*ABOUT THIS EXERCISE*
Please report, as a single number with no other text, how many lines of the listing contain "arrow".
*** Block opens ***
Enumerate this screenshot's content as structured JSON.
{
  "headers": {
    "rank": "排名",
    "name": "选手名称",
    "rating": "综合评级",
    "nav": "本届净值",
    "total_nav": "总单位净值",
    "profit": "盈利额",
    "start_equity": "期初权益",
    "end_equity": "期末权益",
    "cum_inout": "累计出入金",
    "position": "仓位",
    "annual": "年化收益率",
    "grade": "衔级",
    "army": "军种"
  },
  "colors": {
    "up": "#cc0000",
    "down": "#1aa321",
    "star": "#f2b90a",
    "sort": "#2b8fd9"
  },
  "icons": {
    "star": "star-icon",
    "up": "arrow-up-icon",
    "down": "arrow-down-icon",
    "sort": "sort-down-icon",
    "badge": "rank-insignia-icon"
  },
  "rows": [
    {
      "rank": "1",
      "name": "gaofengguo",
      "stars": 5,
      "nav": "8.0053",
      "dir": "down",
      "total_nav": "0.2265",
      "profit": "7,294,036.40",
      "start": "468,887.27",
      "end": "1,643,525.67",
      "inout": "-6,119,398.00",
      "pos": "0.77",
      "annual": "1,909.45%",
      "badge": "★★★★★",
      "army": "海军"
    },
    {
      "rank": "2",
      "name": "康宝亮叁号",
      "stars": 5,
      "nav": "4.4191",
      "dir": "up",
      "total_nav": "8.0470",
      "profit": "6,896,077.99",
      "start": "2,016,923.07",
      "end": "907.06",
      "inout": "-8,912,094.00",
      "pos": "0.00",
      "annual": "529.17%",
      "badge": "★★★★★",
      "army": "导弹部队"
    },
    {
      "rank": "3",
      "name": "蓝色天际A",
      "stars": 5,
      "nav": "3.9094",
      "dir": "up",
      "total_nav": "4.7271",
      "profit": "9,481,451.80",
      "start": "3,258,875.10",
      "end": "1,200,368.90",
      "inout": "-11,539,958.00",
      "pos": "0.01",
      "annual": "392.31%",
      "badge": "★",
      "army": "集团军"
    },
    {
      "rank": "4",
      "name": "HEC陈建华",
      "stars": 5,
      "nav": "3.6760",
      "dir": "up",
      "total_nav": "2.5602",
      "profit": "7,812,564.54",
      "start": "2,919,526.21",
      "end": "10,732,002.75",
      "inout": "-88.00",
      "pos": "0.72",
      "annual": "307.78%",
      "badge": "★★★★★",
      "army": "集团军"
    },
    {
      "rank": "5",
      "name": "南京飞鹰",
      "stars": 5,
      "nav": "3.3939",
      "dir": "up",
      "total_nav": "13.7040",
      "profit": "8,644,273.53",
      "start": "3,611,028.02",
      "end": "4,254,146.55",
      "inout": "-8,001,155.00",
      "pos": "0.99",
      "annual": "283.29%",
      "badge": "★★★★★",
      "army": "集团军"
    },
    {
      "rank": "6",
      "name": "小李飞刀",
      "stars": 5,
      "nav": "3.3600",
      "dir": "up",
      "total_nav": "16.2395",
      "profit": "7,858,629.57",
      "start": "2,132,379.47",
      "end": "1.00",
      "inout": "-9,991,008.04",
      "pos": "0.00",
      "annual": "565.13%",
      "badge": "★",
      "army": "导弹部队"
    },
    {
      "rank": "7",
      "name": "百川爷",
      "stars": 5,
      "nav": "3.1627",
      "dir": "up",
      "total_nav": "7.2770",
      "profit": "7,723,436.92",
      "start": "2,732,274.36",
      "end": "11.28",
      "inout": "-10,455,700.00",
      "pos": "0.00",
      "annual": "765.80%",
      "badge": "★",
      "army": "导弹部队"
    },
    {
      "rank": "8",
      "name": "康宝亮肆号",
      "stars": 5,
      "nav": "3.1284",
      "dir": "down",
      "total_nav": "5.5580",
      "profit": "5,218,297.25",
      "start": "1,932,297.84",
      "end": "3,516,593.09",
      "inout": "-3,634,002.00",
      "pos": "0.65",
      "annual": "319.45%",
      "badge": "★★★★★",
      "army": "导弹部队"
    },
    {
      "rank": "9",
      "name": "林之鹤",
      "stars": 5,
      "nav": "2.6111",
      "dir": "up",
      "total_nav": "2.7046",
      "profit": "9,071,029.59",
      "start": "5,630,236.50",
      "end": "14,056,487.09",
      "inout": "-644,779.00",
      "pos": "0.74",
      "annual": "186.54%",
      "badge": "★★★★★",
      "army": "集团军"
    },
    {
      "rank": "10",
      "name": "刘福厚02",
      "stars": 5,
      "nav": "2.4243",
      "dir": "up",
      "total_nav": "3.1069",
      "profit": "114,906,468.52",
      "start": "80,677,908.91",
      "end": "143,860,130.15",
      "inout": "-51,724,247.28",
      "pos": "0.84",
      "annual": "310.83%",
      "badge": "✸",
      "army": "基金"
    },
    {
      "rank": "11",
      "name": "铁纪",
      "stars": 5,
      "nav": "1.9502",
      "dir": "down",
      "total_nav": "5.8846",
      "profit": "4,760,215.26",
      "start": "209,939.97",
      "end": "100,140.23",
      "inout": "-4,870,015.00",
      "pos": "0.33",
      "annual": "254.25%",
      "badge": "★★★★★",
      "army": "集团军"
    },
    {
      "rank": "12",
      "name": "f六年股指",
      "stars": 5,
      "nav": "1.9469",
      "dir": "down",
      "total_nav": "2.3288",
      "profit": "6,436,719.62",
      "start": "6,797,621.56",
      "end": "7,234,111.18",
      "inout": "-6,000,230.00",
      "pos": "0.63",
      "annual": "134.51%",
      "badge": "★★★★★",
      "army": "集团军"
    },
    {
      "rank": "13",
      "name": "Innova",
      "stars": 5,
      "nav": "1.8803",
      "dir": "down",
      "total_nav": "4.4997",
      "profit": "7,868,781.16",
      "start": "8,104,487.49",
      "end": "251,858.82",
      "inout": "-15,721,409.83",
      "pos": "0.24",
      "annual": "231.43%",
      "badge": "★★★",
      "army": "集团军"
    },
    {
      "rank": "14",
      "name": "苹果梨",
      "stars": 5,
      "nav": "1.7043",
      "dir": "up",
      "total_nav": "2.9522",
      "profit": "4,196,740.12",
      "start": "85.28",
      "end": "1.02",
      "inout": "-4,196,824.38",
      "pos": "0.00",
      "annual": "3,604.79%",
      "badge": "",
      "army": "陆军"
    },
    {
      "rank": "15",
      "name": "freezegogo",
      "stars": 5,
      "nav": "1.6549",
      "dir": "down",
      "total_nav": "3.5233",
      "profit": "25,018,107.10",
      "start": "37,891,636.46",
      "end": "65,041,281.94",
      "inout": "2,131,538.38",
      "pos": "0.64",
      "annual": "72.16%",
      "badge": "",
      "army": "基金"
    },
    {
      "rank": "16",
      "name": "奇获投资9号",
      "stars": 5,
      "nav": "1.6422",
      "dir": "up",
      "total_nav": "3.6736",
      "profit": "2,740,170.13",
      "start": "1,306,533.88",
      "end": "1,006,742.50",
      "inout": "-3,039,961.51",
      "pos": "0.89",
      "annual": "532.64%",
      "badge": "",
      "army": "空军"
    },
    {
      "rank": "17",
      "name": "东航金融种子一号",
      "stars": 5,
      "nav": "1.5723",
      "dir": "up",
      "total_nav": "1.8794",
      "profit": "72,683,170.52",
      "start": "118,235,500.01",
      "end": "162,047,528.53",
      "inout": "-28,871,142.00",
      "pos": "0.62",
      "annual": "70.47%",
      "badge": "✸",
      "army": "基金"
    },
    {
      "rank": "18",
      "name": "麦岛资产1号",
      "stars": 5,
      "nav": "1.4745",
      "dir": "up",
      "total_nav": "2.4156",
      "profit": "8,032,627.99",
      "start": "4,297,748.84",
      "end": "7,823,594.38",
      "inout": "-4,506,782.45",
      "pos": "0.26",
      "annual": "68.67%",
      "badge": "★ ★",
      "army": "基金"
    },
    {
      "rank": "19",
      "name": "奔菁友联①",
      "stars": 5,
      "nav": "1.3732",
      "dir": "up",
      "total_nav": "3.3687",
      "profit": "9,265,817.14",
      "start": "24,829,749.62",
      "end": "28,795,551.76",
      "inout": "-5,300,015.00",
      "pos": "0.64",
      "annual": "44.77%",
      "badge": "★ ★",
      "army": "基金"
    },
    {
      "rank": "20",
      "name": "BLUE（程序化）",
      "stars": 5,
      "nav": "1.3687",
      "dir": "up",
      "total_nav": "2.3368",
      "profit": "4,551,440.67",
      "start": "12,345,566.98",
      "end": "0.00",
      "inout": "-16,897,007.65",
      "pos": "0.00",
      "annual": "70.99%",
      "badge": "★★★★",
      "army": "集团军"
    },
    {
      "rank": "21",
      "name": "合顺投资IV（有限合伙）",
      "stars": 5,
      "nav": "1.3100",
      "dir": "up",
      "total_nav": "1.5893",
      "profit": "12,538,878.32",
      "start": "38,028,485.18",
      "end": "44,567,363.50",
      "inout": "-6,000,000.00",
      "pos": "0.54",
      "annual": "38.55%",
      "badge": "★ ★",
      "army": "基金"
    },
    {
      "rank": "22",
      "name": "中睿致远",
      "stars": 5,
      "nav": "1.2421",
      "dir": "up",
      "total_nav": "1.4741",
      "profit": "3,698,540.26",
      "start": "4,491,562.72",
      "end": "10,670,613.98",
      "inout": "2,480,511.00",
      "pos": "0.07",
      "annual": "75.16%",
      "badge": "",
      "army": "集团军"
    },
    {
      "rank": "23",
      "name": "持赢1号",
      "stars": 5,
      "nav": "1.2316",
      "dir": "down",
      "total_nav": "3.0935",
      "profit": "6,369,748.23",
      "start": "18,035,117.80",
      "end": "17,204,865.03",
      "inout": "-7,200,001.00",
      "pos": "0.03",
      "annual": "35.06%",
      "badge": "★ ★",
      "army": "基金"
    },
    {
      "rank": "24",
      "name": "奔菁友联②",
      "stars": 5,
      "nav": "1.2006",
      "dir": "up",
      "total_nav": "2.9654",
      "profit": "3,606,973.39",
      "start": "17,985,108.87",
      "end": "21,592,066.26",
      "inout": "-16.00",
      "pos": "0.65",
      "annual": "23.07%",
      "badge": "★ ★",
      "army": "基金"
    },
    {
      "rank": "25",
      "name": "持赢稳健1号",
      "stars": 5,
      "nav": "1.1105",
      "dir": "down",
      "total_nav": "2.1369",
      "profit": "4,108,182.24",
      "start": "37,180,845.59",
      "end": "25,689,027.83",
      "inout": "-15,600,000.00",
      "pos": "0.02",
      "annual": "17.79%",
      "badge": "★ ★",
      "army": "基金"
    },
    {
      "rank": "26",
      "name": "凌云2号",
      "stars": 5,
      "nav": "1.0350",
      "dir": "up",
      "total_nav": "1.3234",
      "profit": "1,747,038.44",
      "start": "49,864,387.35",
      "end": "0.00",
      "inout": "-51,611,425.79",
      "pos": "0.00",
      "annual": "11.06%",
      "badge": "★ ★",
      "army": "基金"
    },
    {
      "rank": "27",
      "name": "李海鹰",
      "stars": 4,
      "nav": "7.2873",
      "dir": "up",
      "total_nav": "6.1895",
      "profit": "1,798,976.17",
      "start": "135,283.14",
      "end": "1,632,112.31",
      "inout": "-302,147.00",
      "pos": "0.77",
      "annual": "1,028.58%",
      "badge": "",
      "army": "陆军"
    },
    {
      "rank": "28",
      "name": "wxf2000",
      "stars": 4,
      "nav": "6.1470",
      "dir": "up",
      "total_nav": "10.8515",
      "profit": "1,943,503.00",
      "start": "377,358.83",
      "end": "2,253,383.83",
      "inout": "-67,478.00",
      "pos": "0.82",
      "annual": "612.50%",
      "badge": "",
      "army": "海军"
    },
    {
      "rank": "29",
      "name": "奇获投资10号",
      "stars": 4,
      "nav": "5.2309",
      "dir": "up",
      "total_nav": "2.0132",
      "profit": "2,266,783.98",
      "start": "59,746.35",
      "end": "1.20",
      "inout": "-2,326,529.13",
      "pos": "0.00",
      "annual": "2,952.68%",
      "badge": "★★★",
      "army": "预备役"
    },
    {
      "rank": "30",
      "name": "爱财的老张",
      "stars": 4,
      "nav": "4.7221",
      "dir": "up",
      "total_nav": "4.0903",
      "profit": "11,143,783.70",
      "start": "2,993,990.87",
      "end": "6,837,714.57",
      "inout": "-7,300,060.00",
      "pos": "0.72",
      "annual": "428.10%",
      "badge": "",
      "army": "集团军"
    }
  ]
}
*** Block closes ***
*ANSWER TO THIS EXERCISE*
2